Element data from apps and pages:
= Beginning of Section =
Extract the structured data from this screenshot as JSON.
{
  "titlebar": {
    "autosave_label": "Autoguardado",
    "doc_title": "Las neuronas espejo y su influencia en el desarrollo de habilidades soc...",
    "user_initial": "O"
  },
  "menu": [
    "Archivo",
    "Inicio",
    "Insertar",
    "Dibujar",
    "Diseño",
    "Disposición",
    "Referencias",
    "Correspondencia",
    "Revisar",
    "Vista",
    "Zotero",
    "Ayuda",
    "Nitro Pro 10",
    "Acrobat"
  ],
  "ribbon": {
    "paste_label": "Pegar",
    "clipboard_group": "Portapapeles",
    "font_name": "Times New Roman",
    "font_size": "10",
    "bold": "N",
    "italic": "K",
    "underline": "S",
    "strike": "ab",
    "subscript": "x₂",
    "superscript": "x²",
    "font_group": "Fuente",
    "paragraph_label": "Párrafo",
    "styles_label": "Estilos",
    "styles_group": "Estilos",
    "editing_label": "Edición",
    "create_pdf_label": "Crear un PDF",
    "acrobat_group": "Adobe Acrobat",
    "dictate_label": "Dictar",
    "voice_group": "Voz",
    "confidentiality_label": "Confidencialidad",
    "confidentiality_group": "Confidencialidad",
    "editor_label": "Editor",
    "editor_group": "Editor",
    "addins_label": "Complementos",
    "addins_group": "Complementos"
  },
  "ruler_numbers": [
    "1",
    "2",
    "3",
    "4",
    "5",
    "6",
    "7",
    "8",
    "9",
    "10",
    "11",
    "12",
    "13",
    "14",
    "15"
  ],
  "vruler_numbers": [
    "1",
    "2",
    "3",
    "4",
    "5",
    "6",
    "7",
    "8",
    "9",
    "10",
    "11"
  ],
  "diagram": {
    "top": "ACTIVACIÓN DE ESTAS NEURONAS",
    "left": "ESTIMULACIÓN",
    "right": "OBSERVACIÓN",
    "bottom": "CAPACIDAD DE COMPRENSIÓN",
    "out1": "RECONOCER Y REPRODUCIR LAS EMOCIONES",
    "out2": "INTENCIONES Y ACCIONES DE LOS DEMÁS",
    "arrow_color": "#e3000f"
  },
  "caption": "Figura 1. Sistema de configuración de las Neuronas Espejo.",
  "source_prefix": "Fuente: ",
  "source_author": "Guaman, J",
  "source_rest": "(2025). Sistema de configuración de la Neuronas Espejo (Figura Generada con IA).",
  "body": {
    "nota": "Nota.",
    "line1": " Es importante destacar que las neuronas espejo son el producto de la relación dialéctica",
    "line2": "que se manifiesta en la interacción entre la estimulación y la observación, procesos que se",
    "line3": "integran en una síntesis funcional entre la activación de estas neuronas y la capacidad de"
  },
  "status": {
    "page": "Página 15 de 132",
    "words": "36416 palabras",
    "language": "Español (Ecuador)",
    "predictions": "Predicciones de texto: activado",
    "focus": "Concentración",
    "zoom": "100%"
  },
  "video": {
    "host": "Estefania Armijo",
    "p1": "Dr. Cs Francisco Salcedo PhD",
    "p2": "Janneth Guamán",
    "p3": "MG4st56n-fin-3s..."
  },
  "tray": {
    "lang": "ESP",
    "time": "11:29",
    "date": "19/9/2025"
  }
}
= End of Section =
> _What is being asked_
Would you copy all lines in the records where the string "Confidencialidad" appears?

> _Written response_
    "confidentiality_label": "Confidencialidad",
    "confidentiality_group": "Confidencialidad",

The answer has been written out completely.